Task statement
Only a number is expected: how many lines in the data below contain the word "Output".

Stored records
________________

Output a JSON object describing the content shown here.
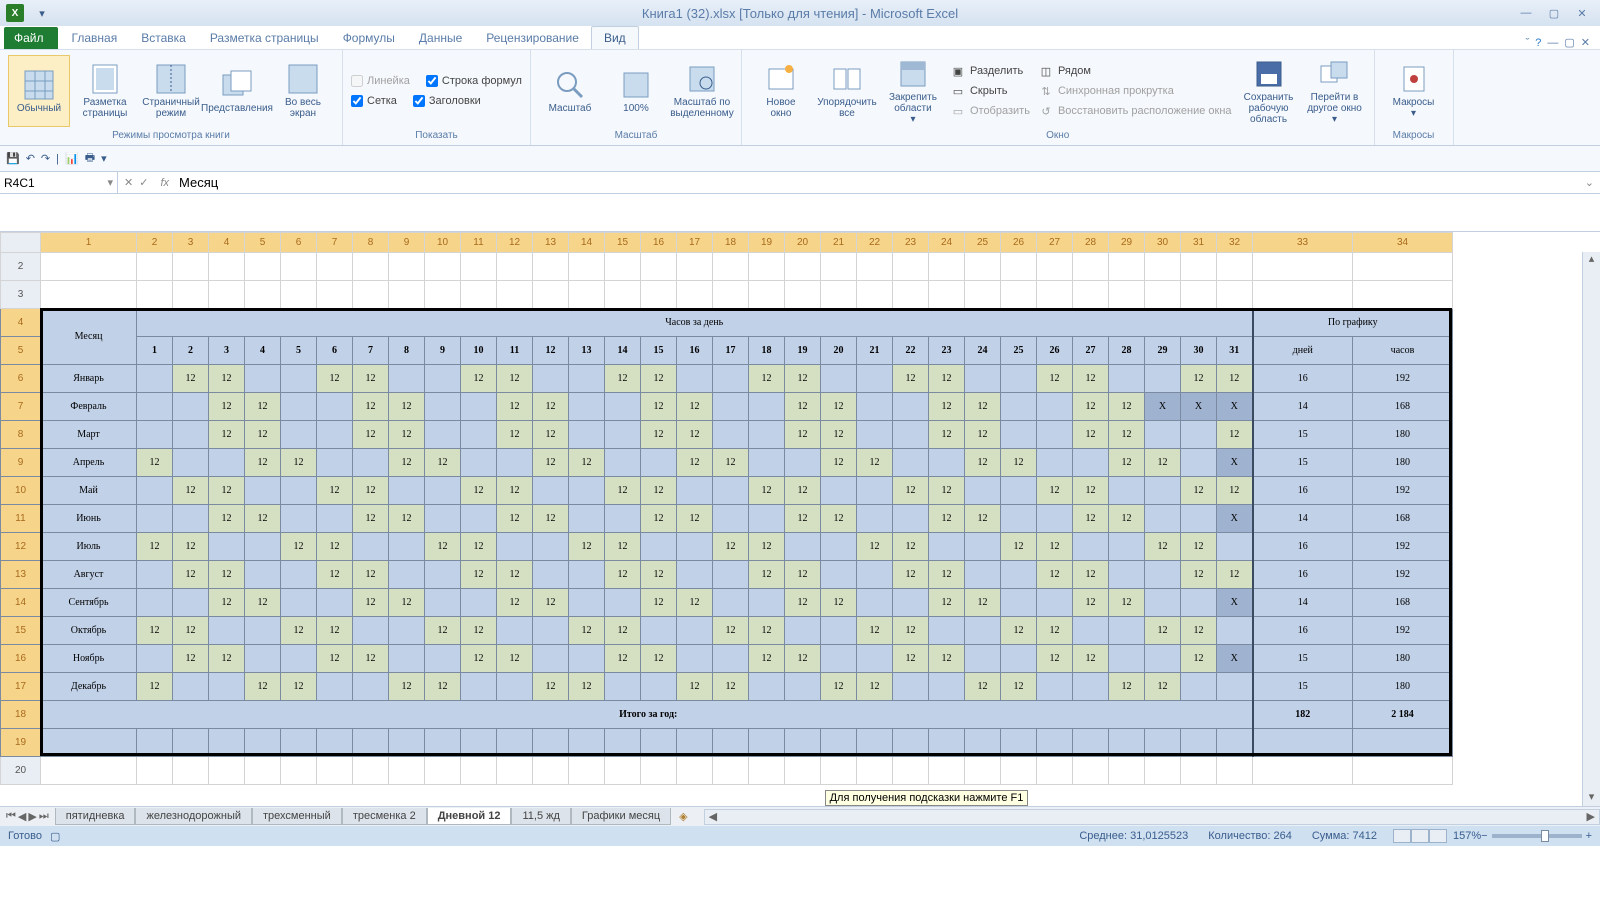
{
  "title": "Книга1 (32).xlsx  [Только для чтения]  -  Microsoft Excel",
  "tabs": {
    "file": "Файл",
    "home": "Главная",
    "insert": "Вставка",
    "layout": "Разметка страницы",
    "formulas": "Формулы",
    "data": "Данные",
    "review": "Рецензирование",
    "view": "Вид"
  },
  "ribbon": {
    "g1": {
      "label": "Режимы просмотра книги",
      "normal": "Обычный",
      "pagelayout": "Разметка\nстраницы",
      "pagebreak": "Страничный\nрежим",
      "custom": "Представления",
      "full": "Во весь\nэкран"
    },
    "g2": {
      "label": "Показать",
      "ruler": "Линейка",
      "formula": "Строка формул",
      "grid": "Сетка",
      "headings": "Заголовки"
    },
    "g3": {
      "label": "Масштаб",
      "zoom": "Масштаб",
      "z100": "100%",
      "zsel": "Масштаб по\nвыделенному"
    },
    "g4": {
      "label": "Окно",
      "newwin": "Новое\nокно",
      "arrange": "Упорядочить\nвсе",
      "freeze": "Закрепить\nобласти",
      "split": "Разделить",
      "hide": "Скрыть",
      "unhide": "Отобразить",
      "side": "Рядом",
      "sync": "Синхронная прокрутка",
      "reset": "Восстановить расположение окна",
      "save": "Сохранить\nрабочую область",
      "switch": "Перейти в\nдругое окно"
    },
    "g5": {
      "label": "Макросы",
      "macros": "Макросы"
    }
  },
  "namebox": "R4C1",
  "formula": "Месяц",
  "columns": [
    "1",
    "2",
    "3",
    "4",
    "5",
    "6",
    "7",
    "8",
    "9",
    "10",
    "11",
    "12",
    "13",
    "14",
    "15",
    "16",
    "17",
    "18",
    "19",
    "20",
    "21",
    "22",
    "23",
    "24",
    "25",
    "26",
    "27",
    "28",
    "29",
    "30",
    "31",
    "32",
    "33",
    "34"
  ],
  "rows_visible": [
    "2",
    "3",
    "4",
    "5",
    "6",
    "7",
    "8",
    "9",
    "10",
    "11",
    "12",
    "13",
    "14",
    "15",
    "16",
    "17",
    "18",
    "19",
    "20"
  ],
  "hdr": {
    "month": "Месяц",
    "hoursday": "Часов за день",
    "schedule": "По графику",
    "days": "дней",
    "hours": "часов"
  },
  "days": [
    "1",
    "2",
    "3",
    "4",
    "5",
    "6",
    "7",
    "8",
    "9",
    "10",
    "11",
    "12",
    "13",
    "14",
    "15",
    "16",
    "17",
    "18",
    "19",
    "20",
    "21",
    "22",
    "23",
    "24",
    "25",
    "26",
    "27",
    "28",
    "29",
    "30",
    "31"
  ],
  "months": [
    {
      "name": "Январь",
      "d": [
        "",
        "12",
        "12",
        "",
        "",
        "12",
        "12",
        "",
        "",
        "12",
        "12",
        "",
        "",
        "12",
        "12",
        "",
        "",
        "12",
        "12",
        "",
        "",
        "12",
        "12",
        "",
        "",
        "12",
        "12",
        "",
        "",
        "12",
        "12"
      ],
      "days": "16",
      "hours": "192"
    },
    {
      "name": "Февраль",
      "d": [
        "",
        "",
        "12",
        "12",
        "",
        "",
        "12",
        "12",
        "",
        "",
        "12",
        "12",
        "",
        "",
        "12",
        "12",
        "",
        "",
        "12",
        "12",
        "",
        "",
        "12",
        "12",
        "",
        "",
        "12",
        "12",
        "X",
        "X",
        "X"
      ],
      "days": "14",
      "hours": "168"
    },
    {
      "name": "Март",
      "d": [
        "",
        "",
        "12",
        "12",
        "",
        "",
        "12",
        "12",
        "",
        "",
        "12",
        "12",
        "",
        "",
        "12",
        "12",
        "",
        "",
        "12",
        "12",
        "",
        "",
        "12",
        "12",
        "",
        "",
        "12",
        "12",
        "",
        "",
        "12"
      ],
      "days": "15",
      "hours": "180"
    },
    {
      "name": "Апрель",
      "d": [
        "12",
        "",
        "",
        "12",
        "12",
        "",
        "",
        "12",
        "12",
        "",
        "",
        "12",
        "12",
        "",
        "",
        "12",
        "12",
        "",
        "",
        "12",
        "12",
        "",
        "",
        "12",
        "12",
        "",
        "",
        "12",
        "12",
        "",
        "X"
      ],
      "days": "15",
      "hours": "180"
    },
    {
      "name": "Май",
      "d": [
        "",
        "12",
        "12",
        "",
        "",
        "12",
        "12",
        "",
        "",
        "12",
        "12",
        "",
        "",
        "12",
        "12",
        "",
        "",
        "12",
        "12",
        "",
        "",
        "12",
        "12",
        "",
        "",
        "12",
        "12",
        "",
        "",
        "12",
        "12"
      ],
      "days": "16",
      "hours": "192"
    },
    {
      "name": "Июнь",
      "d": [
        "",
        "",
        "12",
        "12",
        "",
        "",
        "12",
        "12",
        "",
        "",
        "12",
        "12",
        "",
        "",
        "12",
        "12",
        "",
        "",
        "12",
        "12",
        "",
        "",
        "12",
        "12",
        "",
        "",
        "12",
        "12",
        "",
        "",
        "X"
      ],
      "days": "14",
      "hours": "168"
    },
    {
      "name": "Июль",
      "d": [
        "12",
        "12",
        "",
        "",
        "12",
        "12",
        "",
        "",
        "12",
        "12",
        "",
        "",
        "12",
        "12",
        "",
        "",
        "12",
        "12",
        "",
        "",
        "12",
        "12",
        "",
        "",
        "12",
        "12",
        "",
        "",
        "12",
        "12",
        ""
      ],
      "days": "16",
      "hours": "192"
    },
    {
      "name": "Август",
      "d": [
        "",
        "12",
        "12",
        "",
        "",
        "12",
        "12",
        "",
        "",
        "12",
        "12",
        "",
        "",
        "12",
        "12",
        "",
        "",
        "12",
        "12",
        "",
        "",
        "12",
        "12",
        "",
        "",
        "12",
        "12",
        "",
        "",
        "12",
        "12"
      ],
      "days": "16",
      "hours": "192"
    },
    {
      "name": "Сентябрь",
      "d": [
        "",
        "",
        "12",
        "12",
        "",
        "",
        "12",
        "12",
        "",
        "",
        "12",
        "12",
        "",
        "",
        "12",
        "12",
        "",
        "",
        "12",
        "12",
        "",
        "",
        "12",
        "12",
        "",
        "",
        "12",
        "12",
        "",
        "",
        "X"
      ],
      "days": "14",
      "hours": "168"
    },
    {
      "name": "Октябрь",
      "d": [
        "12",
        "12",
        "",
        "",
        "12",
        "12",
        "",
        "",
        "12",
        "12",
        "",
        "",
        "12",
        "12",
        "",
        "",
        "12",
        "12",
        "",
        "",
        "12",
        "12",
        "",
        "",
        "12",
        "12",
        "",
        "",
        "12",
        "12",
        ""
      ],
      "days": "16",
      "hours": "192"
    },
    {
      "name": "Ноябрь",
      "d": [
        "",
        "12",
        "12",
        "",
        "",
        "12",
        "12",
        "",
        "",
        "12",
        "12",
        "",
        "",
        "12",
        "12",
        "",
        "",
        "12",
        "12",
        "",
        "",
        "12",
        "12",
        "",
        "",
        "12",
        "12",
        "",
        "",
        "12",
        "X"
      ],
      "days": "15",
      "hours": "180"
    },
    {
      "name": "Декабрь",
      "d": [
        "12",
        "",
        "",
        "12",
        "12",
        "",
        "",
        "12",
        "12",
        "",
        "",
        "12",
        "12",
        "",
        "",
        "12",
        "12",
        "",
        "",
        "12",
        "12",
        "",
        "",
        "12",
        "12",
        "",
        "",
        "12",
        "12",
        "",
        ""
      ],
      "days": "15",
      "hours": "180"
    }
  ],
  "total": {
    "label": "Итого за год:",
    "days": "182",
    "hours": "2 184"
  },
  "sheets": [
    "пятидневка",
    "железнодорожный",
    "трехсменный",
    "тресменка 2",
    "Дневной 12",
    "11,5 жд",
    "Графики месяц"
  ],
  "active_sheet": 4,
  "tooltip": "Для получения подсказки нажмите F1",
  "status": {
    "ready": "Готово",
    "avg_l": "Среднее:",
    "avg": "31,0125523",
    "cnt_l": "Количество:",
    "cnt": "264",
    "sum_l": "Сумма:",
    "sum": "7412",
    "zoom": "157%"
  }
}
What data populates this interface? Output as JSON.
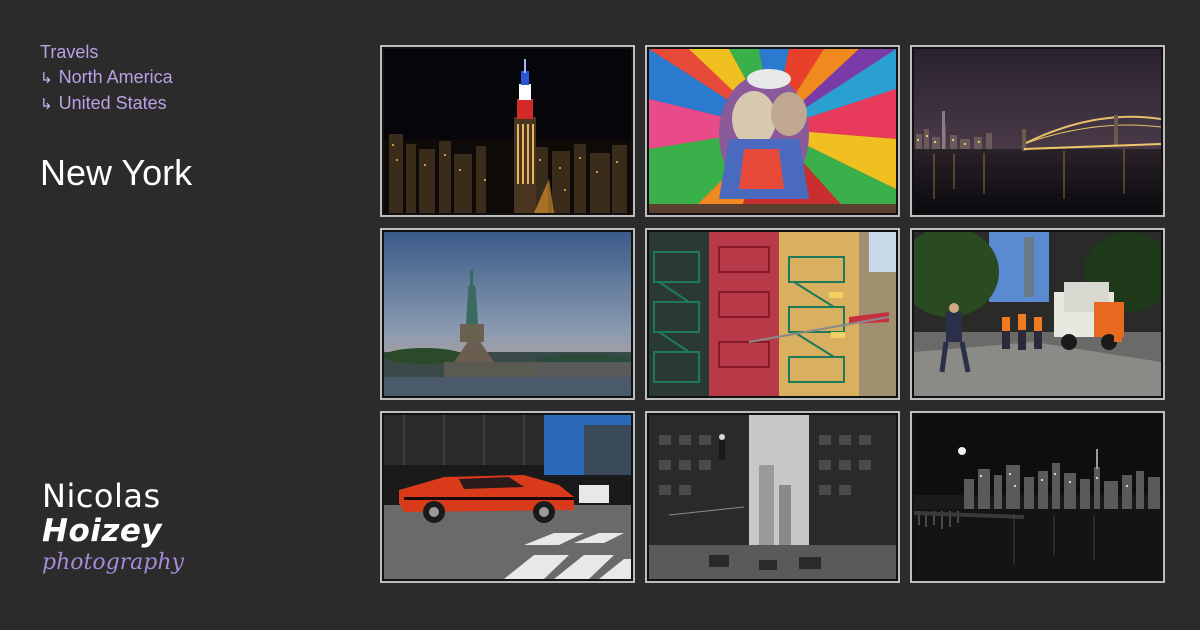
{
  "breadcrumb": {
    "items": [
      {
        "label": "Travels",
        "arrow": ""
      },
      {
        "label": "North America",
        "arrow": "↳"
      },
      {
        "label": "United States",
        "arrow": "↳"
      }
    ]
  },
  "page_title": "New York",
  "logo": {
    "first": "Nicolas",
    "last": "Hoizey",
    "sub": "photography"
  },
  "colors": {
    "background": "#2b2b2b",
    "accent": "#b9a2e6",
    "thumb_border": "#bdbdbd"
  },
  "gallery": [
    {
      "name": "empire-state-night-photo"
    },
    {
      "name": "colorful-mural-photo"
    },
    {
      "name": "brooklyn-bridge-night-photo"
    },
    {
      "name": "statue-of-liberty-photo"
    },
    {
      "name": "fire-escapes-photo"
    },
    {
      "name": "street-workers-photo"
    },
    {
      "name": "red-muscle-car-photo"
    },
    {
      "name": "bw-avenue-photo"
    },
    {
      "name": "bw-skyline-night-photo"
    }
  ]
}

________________

Solution for this exercise
2